At least 16,000 people from overseas have volunteered to fight in Ukraine against Russia’s deadly onslaught – and some have already started arriving, the country’s president has said.
Former soldiers, emergency responders and civilians from countries including the UK, US, Canada and Europe are preparing to put their lives on the line in the largest ground war in Europe since the Second World War.
They came forward after president Volodymyr Zelensky issued an extraordinary plea for foreign citizens to help .
In a video posted on Facebook, Mr Zelensky said foreign volunteers would “join the defence of Ukraine, Europe and the world”.
“Ukraine is already greeting foreign volunteers. The first 16,000 are already on their way to protect freedom and life for us, and for all,” he said.
Twitter Spaces, WhatsApp groups and websites have sprung up detailing how to join a newly-established foreign legion, as The Independent has reported.
Users have been swapping tips on how to cross the border into western Ukraine and discussing what equipment to bring.
“Ukraine receives weapons every day from our partners, from real friends. Every day [we receive] more and more powerful weapons,” Mr Zelensky said, adding: “We have nothing to lose but our own freedom.”
Dozens of men turned up at the Ukrainian embassy in London earlier this week, volunteering to go to fight and saying they were willing to die to defeat Russian troops.
One, Leon Dawson, told Sky News: “We don’t want to die. We’re obviously scared. But if we’re scared, we can imagine how the innocent women and children feel.
“I can’t sit here and just let that happen.
“In years to come, I think a lot of young men in our position will regret not being involved and not helping.”
And around 100 people from Scotland have signed up to fight, according to officials at the Ukrainian consulate in Edinburgh.
“Their entry into Ukraine will be simplified to the maximum extent possible,” Mr Kuleba said.
One Scottish former soldier, Joe Stirling, who is planning to go to fight within hours, said: “People need help. Countries and nationalities aside, it’s humans going to help other humans.”
Mr Stirling, who has previously served in Iraq, told the BBC’s World at One: “If I was a bricklayer, I’d go and build hospitals. If I was a doctor, I’d go out and give people first aid.
“It just happens my trade is soldier, so I’m going out to fight.”
Mr Zelensky has temporarily lifted the requirement for entry visas for foreigners willing to join up.
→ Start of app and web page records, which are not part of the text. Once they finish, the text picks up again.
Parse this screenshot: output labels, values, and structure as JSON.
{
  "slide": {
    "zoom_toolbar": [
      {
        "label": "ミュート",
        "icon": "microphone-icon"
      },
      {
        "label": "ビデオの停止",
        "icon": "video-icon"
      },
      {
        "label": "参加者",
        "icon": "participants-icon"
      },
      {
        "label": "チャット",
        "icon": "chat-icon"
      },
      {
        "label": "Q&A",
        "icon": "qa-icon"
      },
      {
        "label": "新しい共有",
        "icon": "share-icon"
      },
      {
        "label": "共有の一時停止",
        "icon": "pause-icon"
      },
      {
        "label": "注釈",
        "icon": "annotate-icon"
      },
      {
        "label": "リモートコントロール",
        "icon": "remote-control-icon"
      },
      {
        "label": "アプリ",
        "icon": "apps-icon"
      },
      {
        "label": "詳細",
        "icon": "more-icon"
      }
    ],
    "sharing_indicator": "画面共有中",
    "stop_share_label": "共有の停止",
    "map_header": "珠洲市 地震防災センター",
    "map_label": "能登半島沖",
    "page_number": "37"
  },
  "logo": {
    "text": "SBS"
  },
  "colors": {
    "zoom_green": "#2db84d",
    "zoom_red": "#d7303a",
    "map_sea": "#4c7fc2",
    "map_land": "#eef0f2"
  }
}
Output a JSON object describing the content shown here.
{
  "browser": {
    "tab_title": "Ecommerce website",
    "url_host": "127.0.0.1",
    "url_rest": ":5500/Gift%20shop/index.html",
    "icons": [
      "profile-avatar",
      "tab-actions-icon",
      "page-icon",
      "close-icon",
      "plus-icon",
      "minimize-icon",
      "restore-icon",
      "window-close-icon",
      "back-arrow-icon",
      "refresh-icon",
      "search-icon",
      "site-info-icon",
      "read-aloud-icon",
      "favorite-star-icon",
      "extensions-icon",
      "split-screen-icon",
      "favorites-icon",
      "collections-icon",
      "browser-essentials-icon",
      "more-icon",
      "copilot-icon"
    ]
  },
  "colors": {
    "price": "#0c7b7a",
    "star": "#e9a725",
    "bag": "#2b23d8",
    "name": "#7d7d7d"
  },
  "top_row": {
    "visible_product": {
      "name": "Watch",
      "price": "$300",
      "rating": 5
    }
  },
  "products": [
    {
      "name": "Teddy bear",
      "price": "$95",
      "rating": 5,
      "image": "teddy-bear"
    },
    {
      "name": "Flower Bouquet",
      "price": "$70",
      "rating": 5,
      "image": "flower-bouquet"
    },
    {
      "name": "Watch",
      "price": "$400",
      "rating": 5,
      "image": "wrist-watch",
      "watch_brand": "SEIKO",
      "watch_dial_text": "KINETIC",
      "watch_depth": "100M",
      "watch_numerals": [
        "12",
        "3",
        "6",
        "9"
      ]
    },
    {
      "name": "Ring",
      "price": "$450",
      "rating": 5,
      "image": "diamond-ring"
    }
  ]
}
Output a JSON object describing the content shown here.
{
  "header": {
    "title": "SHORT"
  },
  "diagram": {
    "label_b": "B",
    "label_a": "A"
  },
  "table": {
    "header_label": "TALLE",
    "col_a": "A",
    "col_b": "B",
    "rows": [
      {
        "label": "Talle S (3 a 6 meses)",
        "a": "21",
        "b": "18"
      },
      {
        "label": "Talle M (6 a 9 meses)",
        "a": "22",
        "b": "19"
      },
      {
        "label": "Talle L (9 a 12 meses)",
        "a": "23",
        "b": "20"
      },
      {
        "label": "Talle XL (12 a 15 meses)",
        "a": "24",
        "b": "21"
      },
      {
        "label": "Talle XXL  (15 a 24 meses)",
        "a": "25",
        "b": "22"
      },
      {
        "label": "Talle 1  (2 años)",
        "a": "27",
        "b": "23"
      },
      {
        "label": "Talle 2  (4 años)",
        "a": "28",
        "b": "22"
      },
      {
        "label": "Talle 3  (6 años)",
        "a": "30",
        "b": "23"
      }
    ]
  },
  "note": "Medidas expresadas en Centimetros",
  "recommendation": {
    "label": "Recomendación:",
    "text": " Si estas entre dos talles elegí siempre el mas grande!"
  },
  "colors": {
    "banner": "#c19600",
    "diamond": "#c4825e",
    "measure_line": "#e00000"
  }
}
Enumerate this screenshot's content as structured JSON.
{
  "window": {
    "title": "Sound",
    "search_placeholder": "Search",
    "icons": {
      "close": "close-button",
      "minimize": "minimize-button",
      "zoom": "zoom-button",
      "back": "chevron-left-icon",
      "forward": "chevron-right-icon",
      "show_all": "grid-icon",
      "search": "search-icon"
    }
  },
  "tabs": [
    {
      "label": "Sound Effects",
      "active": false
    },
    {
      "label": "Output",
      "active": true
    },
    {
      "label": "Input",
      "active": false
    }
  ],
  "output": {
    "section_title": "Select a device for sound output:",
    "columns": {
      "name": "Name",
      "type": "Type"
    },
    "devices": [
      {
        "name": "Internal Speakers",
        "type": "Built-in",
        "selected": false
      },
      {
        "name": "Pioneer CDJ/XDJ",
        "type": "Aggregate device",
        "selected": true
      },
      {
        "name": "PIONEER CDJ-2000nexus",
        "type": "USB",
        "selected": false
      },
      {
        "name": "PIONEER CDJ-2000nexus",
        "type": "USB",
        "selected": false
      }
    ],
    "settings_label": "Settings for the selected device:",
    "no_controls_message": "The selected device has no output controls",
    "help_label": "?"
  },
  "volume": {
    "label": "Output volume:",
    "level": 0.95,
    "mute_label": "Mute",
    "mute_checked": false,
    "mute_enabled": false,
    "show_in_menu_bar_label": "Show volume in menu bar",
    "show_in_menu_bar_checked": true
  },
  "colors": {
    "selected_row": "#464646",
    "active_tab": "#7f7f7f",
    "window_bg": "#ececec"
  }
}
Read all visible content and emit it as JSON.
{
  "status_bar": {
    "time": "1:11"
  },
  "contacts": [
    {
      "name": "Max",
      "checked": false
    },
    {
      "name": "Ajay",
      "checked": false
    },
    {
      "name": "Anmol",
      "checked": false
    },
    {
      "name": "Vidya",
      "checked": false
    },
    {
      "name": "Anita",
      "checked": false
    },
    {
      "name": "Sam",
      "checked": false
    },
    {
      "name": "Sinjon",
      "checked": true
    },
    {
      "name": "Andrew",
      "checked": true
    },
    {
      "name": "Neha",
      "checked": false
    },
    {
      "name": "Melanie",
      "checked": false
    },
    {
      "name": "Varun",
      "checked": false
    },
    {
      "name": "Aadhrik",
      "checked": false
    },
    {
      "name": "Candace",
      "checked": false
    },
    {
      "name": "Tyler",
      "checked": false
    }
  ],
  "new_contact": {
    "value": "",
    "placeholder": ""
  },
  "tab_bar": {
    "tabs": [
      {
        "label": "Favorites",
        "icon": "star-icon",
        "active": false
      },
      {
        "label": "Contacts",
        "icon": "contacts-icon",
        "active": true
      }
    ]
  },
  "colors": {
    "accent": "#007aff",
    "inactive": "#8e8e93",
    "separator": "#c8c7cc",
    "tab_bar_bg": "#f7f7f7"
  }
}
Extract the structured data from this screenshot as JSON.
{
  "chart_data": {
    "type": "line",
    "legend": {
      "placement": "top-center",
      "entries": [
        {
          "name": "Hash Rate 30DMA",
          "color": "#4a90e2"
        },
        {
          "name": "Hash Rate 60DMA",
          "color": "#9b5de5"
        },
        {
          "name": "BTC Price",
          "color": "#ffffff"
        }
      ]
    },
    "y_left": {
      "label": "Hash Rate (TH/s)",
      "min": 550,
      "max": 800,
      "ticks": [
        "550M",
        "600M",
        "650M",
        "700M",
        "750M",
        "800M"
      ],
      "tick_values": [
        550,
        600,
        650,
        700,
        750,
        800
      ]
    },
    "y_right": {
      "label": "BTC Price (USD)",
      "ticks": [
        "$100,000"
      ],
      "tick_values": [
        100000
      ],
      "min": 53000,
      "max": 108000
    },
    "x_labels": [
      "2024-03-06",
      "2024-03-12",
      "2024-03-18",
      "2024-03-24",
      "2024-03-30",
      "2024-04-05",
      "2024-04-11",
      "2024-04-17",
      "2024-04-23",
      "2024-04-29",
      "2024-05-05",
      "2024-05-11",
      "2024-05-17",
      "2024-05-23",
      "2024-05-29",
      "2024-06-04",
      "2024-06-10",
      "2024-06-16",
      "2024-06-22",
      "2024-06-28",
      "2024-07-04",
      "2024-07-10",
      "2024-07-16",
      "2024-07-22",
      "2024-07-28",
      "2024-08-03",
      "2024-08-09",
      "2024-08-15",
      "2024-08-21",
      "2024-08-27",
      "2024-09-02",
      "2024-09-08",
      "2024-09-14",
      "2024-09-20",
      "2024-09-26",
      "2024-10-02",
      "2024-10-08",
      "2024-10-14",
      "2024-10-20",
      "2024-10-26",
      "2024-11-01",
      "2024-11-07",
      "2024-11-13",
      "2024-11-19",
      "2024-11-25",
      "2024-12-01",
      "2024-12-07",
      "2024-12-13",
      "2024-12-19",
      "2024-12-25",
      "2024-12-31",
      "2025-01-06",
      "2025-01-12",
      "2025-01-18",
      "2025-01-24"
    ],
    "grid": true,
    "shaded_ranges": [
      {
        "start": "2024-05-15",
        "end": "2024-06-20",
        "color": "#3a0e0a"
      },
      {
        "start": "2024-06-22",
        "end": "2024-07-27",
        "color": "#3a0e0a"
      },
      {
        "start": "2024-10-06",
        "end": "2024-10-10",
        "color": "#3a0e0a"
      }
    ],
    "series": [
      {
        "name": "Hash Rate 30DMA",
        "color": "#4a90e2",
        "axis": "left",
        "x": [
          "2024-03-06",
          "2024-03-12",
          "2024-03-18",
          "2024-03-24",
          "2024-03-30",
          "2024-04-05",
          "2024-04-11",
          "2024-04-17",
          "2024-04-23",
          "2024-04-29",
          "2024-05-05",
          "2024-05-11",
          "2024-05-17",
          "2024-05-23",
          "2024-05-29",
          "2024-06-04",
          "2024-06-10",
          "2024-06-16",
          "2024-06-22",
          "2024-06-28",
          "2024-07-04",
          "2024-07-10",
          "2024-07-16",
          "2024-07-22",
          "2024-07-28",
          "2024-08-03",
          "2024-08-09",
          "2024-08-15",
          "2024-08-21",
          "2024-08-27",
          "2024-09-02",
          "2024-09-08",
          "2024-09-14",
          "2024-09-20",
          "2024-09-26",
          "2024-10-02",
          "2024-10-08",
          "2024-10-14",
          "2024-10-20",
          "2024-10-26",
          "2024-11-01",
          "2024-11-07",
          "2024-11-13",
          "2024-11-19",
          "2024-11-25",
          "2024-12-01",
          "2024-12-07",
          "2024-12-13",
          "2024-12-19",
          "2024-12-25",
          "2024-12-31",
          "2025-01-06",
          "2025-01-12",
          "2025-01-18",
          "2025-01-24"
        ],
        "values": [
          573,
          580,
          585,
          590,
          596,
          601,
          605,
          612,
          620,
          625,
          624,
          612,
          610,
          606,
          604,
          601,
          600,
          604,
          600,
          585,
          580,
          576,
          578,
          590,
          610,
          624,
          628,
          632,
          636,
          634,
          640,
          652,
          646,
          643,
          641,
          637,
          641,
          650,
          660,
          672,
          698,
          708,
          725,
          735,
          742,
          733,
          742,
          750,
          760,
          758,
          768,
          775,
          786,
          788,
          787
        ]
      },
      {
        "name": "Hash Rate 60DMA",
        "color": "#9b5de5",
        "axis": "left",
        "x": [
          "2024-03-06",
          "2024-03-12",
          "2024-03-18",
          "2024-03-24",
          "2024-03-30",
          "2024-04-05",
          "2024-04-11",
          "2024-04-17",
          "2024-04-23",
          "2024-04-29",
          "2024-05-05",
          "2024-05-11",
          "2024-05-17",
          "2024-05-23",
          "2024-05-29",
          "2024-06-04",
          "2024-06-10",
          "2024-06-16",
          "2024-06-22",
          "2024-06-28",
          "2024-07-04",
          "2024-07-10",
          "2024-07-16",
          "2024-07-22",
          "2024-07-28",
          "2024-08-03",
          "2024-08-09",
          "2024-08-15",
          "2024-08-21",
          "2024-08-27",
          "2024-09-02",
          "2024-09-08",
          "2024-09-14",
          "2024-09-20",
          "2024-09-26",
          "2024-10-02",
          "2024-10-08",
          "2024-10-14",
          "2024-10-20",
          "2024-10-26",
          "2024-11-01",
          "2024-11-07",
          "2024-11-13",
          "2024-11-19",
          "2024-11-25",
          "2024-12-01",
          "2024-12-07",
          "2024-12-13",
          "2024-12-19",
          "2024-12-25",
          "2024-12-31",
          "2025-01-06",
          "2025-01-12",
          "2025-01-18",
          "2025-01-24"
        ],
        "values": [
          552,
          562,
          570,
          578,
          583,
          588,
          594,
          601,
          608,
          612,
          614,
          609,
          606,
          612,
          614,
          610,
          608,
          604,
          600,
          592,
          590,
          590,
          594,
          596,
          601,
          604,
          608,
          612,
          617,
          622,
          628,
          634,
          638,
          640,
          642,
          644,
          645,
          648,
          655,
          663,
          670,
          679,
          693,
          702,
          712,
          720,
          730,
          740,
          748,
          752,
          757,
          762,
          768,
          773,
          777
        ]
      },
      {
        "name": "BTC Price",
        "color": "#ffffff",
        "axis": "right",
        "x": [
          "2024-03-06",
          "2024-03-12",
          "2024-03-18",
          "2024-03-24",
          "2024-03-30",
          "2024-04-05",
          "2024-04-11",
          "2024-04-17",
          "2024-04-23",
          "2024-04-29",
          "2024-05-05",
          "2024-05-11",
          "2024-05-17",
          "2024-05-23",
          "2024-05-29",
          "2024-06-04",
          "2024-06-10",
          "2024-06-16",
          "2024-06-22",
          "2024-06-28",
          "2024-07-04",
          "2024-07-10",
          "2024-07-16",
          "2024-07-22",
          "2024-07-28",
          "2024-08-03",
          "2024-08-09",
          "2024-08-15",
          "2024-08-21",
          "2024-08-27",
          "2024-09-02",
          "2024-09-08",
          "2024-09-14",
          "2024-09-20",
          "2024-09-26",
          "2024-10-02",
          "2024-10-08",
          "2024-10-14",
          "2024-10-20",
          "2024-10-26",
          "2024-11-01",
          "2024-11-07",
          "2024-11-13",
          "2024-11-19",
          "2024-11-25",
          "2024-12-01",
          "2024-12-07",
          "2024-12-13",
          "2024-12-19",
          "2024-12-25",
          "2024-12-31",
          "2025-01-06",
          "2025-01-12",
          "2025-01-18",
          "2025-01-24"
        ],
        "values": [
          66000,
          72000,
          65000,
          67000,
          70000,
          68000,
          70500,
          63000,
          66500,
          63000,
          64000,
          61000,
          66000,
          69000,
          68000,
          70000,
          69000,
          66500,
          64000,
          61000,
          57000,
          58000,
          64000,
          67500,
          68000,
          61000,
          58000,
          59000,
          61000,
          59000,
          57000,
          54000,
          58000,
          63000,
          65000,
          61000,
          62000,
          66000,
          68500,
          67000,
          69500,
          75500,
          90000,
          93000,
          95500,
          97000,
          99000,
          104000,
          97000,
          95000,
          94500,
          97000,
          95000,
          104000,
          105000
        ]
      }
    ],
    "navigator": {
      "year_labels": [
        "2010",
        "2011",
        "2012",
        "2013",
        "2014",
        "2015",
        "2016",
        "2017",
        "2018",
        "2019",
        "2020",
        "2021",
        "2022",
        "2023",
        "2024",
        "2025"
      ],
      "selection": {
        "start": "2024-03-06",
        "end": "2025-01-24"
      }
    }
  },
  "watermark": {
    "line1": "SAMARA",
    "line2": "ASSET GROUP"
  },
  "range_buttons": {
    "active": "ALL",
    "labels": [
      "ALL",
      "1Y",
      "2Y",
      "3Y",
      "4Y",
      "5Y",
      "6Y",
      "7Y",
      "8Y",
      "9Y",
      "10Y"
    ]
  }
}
Ukraine’s foreign minister Dmytro Kuleba said the government had created the new battalion called the International Legion of Territorial Defence of Ukraine after receiving hundreds of requests from foreigners to join the fighting.
He urged citizens to sign up at Ukrainian embassies in their home countries.
UK foreign secretary Liz Truss has said she would “absolutely” support British nationals who went to help fight the invasion, but defence secretary Ben Wallace urged Britons not to go. Labour has also advised Britons against fighting in Ukraine.